Figures just released for Champagne shipments to the end of 2012 show a global decline of almost 14.2 million bottles, representing a 4.4% drop.
While the region shipped almost 323m bottles in 2011, the sum last year was just short of 309m at 308,760,388 bottles.
In percentage terms, growers suffered the greatest decline, falling 5.3% in volume, compared to a 4.2% drop for the houses and a 3.5% decline for the cooperatives during the course of last year.
Speaking to the drinks business yesterday, Andrew Hawes, managing director at Bollinger’s UK importer Mentzendorff, confirmed that current trading conditions had hit growers the hardest.
“Growers have been the most affected category, because during the Champagne boom they increasingly commercialized their own wine, but in the flight to reassurance they have really suffered… the Champagne market is driven by brands,” he said.
Looking at the volume figures in more detail – although exports by individual country have yet to be released – the European Union has seen the greatest drop, falling 7.1% over the last 12 months, from 82.3m bottles in 2011 to 76.4m in 2012.
Domestic market France has also endured declines, with over 10m fewer bottles ordered by French retailers and restaurants in the last year, representing a 5.6% decrease to 171.4m bottles.
On the other hand, the total shipments to countries outside the EU has risen 3.2% to almost 61m bottles, accounting for a record of nearly 20% of the global market.
Le Comité Interprofessionnel du vin de Champagne (CIVC) noted that Japan and Australia in particularly had enjoyed strong growth, as well as emerging Champagne markets China, Russia, Mexico and Nigeria.
In essence, the figures reflect the economic troubles of a recessionary Europe, and the better performance of emerging and mineral-rich countries.
However, such is the scale of Champagne’s largest markets, France and the UK, that declines in these countries affect the region’s overall performance.
In particular, France, which accounts for almost 56% of the total market for Champagne, has seen falling sales during 2012, particularly December, when shipments fell 8.8% compared to December 2011.
Such a performance is in contrast to the recession of 2008 and 2009, when France sustained its Champagne consumption, absorbing some of the stock from declining export markets.
Meanwhile, in the UK, consumers bought 7% less Champagne in the off-trade during 2012 according to Nielsen, with a marked decline in sales, like France, during the last month of the year.
Hawes at Mentzendorff blamed the UK volume decline on a reduction in the amount and depth of discounting on Champagne in retailers during the key, pre-Christmas sales period.
“It is clear that there was less discounting activity,” he said.
According to Hawes, this was because the UK’s major multiple retailers lacked the access to the same high levels of inexpensive Champagne stock compared to previous years.
He also suggested that a reduction in high-low promotions on alcohol were connected to increased Government pressure on supermarkets to retail drinks more responsibly, as well as new guidelines on promotional mechanics from The Office of Fair Trading (OFT), including a new set of principles agreed to by the majority of Britain’s major multiples in November last year.

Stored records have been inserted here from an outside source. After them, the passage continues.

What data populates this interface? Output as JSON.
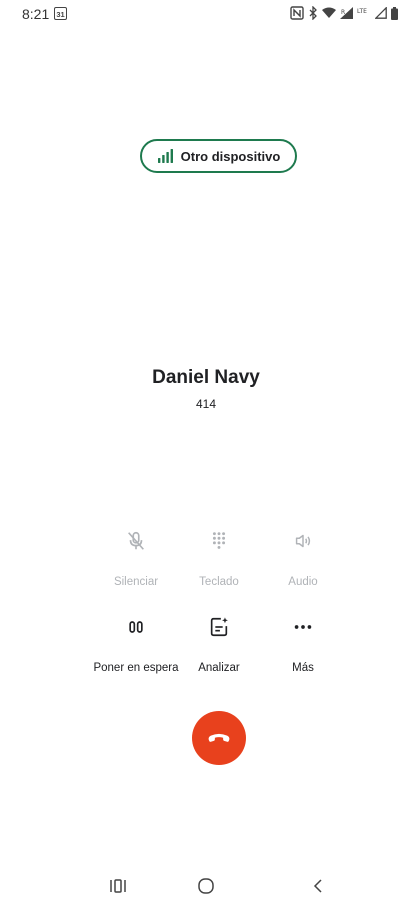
{
  "status_bar": {
    "time": "8:21",
    "calendar_day": "31",
    "lte_label": "LTE"
  },
  "device_pill": {
    "label": "Otro dispositivo",
    "accent_color": "#1e7a4e"
  },
  "contact": {
    "name": "Daniel Navy",
    "number": "414"
  },
  "actions": [
    {
      "label": "Silenciar",
      "icon": "mic-off-icon",
      "enabled": false
    },
    {
      "label": "Teclado",
      "icon": "dialpad-icon",
      "enabled": false
    },
    {
      "label": "Audio",
      "icon": "speaker-icon",
      "enabled": false
    },
    {
      "label": "Poner en espera",
      "icon": "pause-icon",
      "enabled": true
    },
    {
      "label": "Analizar",
      "icon": "analyze-icon",
      "enabled": true
    },
    {
      "label": "Más",
      "icon": "more-icon",
      "enabled": true
    }
  ],
  "end_call": {
    "icon": "end-call-icon",
    "color": "#e8411d"
  },
  "nav": {
    "recents_icon": "recents-icon",
    "home_icon": "home-icon",
    "back_icon": "back-icon"
  }
}
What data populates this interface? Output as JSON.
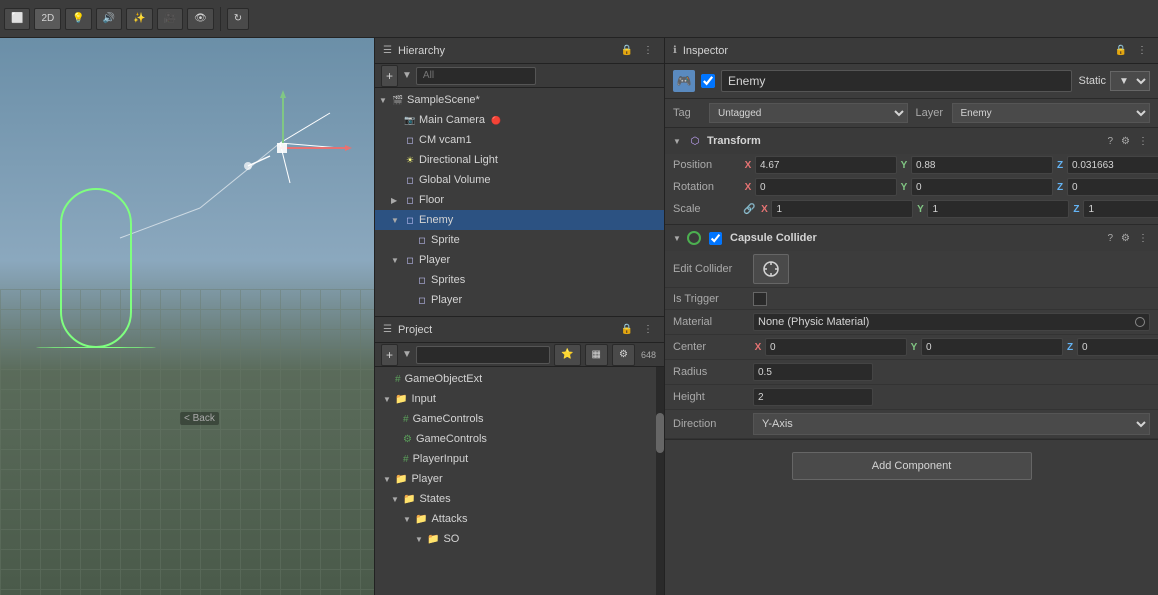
{
  "toolbar": {
    "btn2d": "2D",
    "back_label": "< Back"
  },
  "hierarchy": {
    "title": "Hierarchy",
    "search_placeholder": "All",
    "items": [
      {
        "id": "sample-scene",
        "label": "SampleScene*",
        "depth": 0,
        "expanded": true,
        "icon": "scene"
      },
      {
        "id": "main-camera",
        "label": "Main Camera",
        "depth": 1,
        "expanded": false,
        "icon": "camera",
        "has_warning": true
      },
      {
        "id": "cm-vcam1",
        "label": "CM vcam1",
        "depth": 1,
        "expanded": false,
        "icon": "obj"
      },
      {
        "id": "directional-light",
        "label": "Directional Light",
        "depth": 1,
        "expanded": false,
        "icon": "light"
      },
      {
        "id": "global-volume",
        "label": "Global Volume",
        "depth": 1,
        "expanded": false,
        "icon": "obj"
      },
      {
        "id": "floor",
        "label": "Floor",
        "depth": 1,
        "expanded": false,
        "icon": "obj",
        "has_arrow": true
      },
      {
        "id": "enemy",
        "label": "Enemy",
        "depth": 1,
        "expanded": true,
        "icon": "obj",
        "selected": true
      },
      {
        "id": "sprite",
        "label": "Sprite",
        "depth": 2,
        "expanded": false,
        "icon": "obj"
      },
      {
        "id": "player",
        "label": "Player",
        "depth": 1,
        "expanded": true,
        "icon": "obj"
      },
      {
        "id": "sprites",
        "label": "Sprites",
        "depth": 2,
        "expanded": false,
        "icon": "obj"
      },
      {
        "id": "player-child",
        "label": "Player",
        "depth": 2,
        "expanded": false,
        "icon": "obj"
      }
    ]
  },
  "project": {
    "title": "Project",
    "items": [
      {
        "id": "gameobjectext",
        "label": "GameObjectExt",
        "depth": 0,
        "icon": "script"
      },
      {
        "id": "input",
        "label": "Input",
        "depth": 0,
        "expanded": true,
        "icon": "folder"
      },
      {
        "id": "gamecontrols1",
        "label": "GameControls",
        "depth": 1,
        "icon": "script"
      },
      {
        "id": "gamecontrols2",
        "label": "GameControls",
        "depth": 1,
        "icon": "script2"
      },
      {
        "id": "playerinput",
        "label": "PlayerInput",
        "depth": 1,
        "icon": "script"
      },
      {
        "id": "player-folder",
        "label": "Player",
        "depth": 0,
        "expanded": true,
        "icon": "folder"
      },
      {
        "id": "states-folder",
        "label": "States",
        "depth": 1,
        "expanded": true,
        "icon": "folder"
      },
      {
        "id": "attacks-folder",
        "label": "Attacks",
        "depth": 2,
        "expanded": true,
        "icon": "folder"
      },
      {
        "id": "so-folder",
        "label": "SO",
        "depth": 3,
        "expanded": true,
        "icon": "folder"
      }
    ]
  },
  "inspector": {
    "title": "Inspector",
    "object_name": "Enemy",
    "tag": "Untagged",
    "layer": "Enemy",
    "static_label": "Static",
    "components": {
      "transform": {
        "title": "Transform",
        "position": {
          "x": "4.67",
          "y": "0.88",
          "z": "0.031663"
        },
        "rotation": {
          "x": "0",
          "y": "0",
          "z": "0"
        },
        "scale": {
          "x": "1",
          "y": "1",
          "z": "1"
        }
      },
      "capsule_collider": {
        "title": "Capsule Collider",
        "edit_collider_label": "Edit Collider",
        "is_trigger_label": "Is Trigger",
        "material_label": "Material",
        "material_value": "None (Physic Material)",
        "center_label": "Center",
        "center": {
          "x": "0",
          "y": "0",
          "z": "0"
        },
        "radius_label": "Radius",
        "radius_value": "0.5",
        "height_label": "Height",
        "height_value": "2",
        "direction_label": "Direction",
        "direction_value": "Y-Axis"
      }
    },
    "add_component_label": "Add Component"
  }
}
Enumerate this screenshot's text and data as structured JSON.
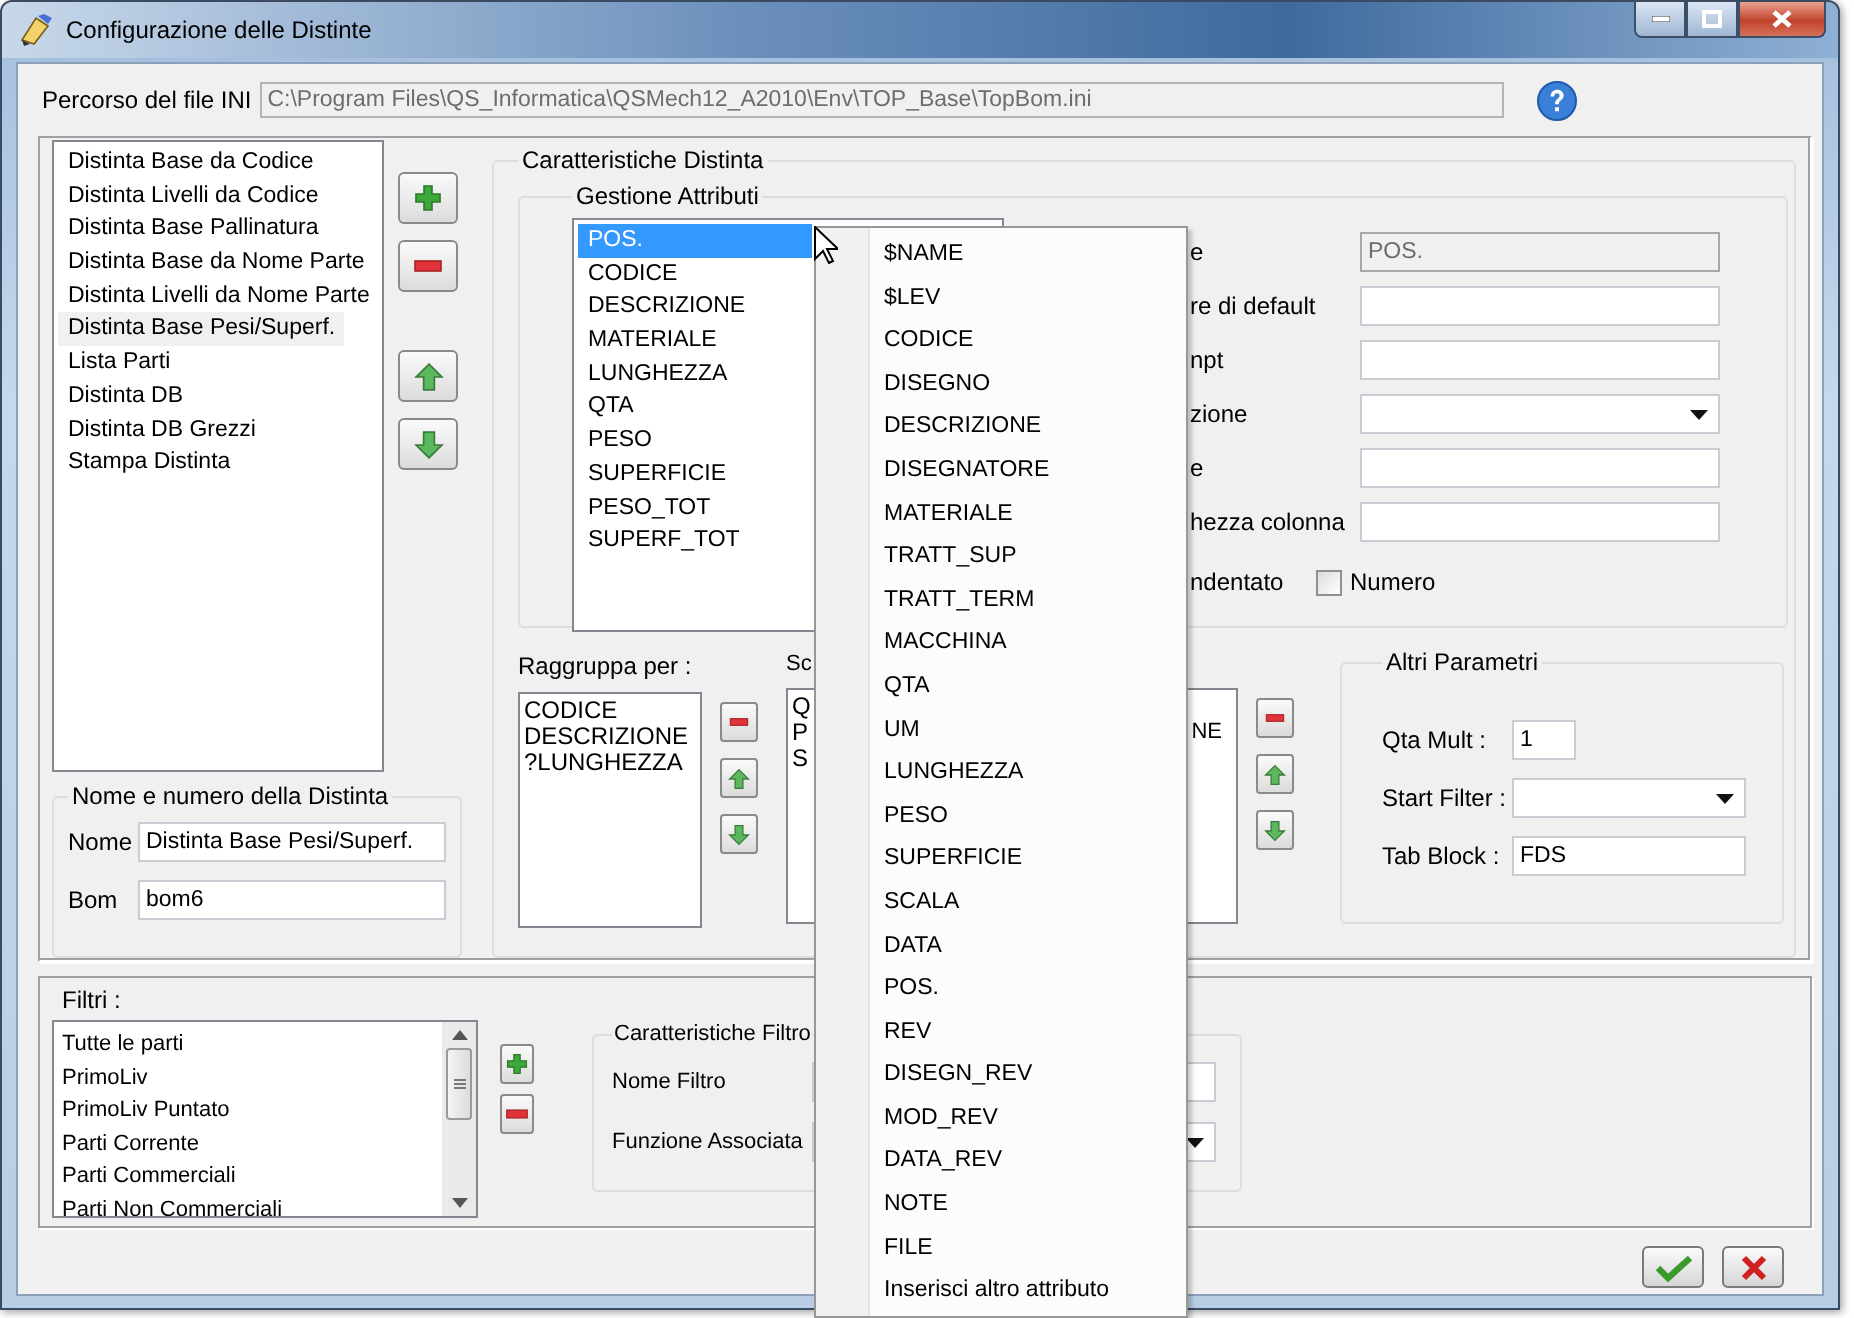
{
  "window": {
    "title": "Configurazione delle Distinte"
  },
  "ini_path": {
    "label": "Percorso del file INI",
    "value": "C:\\Program Files\\QS_Informatica\\QSMech12_A2010\\Env\\TOP_Base\\TopBom.ini"
  },
  "distinte": {
    "items": [
      {
        "label": "Distinta Base da Codice",
        "selected": false
      },
      {
        "label": "Distinta Livelli da Codice",
        "selected": false
      },
      {
        "label": "Distinta Base Pallinatura",
        "selected": false
      },
      {
        "label": "Distinta Base da Nome Parte",
        "selected": false
      },
      {
        "label": "Distinta Livelli da Nome Parte",
        "selected": false
      },
      {
        "label": "Distinta Base Pesi/Superf.",
        "selected": true
      },
      {
        "label": "Lista Parti",
        "selected": false
      },
      {
        "label": "Distinta DB",
        "selected": false
      },
      {
        "label": "Distinta DB Grezzi",
        "selected": false
      },
      {
        "label": "Stampa Distinta",
        "selected": false
      }
    ]
  },
  "name_group": {
    "title": "Nome e numero della Distinta",
    "fields": [
      {
        "label": "Nome",
        "value": "Distinta Base Pesi/Superf."
      },
      {
        "label": "Bom",
        "value": "bom6"
      }
    ]
  },
  "caratteristiche": {
    "title": "Caratteristiche Distinta",
    "attributes": {
      "title": "Gestione Attributi",
      "items": [
        {
          "label": "POS.",
          "selected": true
        },
        {
          "label": "CODICE",
          "selected": false
        },
        {
          "label": "DESCRIZIONE",
          "selected": false
        },
        {
          "label": "MATERIALE",
          "selected": false
        },
        {
          "label": "LUNGHEZZA",
          "selected": false
        },
        {
          "label": "QTA",
          "selected": false
        },
        {
          "label": "PESO",
          "selected": false
        },
        {
          "label": "SUPERFICIE",
          "selected": false
        },
        {
          "label": "PESO_TOT",
          "selected": false
        },
        {
          "label": "SUPERF_TOT",
          "selected": false
        }
      ]
    },
    "form": [
      {
        "label": "e",
        "kind": "readonly",
        "value": "POS."
      },
      {
        "label": "re di default",
        "kind": "text"
      },
      {
        "label": "npt",
        "kind": "text"
      },
      {
        "label": "zione",
        "kind": "dropdown"
      },
      {
        "label": "e",
        "kind": "text"
      },
      {
        "label": "hezza colonna",
        "kind": "text"
      }
    ],
    "indent_label": "ndentato",
    "numero": {
      "label": "Numero",
      "checked": false
    },
    "group_by": {
      "label": "Raggruppa per :",
      "items": [
        "CODICE",
        "DESCRIZIONE",
        "?LUNGHEZZA"
      ]
    },
    "sort_by": {
      "label": "Sc",
      "rows": [
        {
          "text": "Q"
        },
        {
          "text": "P",
          "tail": "NE"
        },
        {
          "text": "S"
        }
      ]
    },
    "altri": {
      "title": "Altri Parametri",
      "fields": [
        {
          "label": "Qta Mult :",
          "kind": "short",
          "value": "1"
        },
        {
          "label": "Start Filter :",
          "kind": "dropdown"
        },
        {
          "label": "Tab Block :",
          "kind": "text",
          "value": "FDS"
        }
      ]
    }
  },
  "filtri": {
    "title": "Filtri :",
    "items": [
      {
        "label": "Tutte le parti",
        "selected": false
      },
      {
        "label": "PrimoLiv",
        "selected": false
      },
      {
        "label": "PrimoLiv Puntato",
        "selected": false
      },
      {
        "label": "Parti Corrente",
        "selected": false
      },
      {
        "label": "Parti Commerciali",
        "selected": false
      },
      {
        "label": "Parti Non Commerciali",
        "selected": false
      }
    ],
    "filter_group": {
      "title": "Caratteristiche Filtro",
      "fields": [
        {
          "label": "Nome Filtro",
          "kind": "text"
        },
        {
          "label": "Funzione Associata",
          "kind": "dropdown"
        }
      ]
    }
  },
  "context_menu": {
    "items": [
      "$NAME",
      "$LEV",
      "CODICE",
      "DISEGNO",
      "DESCRIZIONE",
      "DISEGNATORE",
      "MATERIALE",
      "TRATT_SUP",
      "TRATT_TERM",
      "MACCHINA",
      "QTA",
      "UM",
      "LUNGHEZZA",
      "PESO",
      "SUPERFICIE",
      "SCALA",
      "DATA",
      "POS.",
      "REV",
      "DISEGN_REV",
      "MOD_REV",
      "DATA_REV",
      "NOTE",
      "FILE",
      "Inserisci altro attributo"
    ]
  }
}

Looking ahead, Hawes said he believed that a reduction in the amount of high-low price discounting to sell large quantities of Champagne was here to stay.
“I believe it will continue and intensify,” he said. “It is part of a broader trend for the UK to shift back towards a value-driven rather than volume-driven market, both because of increasing constraints on supply and increasing pressures on retailers to find other ways to sell.”
Although the full figures for shipments by value have yet to be released, the CIVC said that turnover in 2012 was €4.37 billion, which the organisation described as “stable”, and reflecting an increase in the average price of Champagne.
The headline volume figures for 2011 and 2012 can be viewed below:
Champagne shipments – Total (bottles)
Difference (%): -4.4%
Champagne shipments – France (bottles)
Difference (%): -5.6%
Champagne shipments – European Union (bottles)
Difference (%): -7.1%
Champagne shipments – All other exports markets (bottles)
Difference (%): +3.2%